At the very tail end of two remarkably smooth Registration Days (thank you parents for following directions and doing your part to arrive on campus prepared!), the student crew of Ocean Classroom 2020 arrived on campus for their COVID-19 tests. The motto that will guide every decision aboard Roseway over the next nine weeks is simple: Ship, Shipmate, Self. The application of these words to our on-campus community has never been more important than it will be this year.
For our new boarding students, the notion of sharing a dorm room with a roommate is either the most exciting aspect of starting at Proctor, or the most anxiety-inducing. Will they snore? Will they be messy? What if they like to stay up too late? What if they don’t take safety precautions seriously? These questions are valid, especially as we plan to return to school in an environment unlike any other we have experienced.
Bonus Weekend falls in the middle of a Winter Term that operates at breakneck speed; every moment filled with some sort activity - an extra help, a practice, an open studio, a dorm meeting, a research paper. This four day respite affords us a chance to breathe, to slow down and recenter ourselves before we enter the final stretch of winter that is equal parts exhilarating and exhausting.
Irrational fears are often rooted in an experience, a moment in time when our innocence is lost or our perspective shifts drastically. I’m terrified of sailing. It is an irrational fear born of a family sail aboard our 17 foot day sailer as a young child. I don’t remember the specifics, but simply recall the sensation of lost control, of tipping on edge, of feeling helpless. For years after my father worked to help me overcome this fear, attempting to teach me how to sail, how to manage gusts of wind, explaining ad nauseam there is always an escape plan in an emergency as long as you are prepared for it.
This winter, our Sophomore Seminar classes explored ways to stay healthy in the midst of what can be a long, tiresome trimester. Classes discussed substance use and abuse, relationships, stress management, communicable disease, birth control, being a good person, and how to take care of ourselves to the best of our ability. As the term wound down, students shared personal wellness goals for the rest of the year. As we enter Spring Break, we should all take some advice from these incredibly wise, self-aware tenth graders. Thank you to Terry Stoecker for prompting this post and sharing the student goals below!
Every year at Proctor is wholly new, yet remarkably familiar. The faces of students change over time, both as they mature and as the natural turnover of the student body every four years introduces new, eager minds ready to embark on their Proctor experience. While Proctor is not a school steeped in tradition, there are some rituals that occur each year at the same time, including the annual ninth grade hike to the Proctor Cabin.

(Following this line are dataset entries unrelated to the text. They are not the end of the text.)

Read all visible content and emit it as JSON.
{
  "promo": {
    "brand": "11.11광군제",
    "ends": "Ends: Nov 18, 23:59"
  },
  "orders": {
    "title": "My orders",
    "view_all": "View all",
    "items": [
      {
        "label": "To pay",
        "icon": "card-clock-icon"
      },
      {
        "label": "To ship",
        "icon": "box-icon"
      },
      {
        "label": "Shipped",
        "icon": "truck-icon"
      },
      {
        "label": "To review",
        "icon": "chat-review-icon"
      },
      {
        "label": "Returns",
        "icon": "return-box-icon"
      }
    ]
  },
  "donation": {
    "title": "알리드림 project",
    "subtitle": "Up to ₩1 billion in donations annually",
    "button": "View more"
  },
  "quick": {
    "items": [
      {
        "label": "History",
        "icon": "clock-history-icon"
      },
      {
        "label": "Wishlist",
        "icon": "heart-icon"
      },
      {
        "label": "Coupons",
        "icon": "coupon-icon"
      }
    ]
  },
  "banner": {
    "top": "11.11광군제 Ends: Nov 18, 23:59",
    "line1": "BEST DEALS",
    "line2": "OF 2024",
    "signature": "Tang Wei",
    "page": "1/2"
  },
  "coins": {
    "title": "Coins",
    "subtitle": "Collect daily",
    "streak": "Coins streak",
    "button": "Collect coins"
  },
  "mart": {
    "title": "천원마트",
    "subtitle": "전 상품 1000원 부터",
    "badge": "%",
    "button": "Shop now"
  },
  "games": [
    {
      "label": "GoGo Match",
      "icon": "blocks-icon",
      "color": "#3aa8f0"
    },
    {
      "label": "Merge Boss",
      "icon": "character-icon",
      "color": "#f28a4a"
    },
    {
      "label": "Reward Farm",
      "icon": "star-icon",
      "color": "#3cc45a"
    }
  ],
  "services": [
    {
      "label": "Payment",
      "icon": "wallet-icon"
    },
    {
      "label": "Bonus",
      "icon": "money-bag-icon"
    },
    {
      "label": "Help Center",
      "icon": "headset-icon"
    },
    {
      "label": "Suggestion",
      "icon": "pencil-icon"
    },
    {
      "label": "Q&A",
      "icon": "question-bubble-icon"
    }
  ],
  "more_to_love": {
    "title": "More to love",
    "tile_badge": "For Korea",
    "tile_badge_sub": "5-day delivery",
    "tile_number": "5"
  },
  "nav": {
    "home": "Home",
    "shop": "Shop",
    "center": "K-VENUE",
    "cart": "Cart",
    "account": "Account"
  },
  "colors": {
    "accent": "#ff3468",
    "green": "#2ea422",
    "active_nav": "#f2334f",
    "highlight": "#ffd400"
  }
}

I visited six freshman seminar classes in Shirley Hall this week, enjoying the chance to get a read on who will help us build and sustain the Proctor community over the next four years. The intent of this one term program is to help ground these incoming students, answer questions for them, and help them center down for the next four years.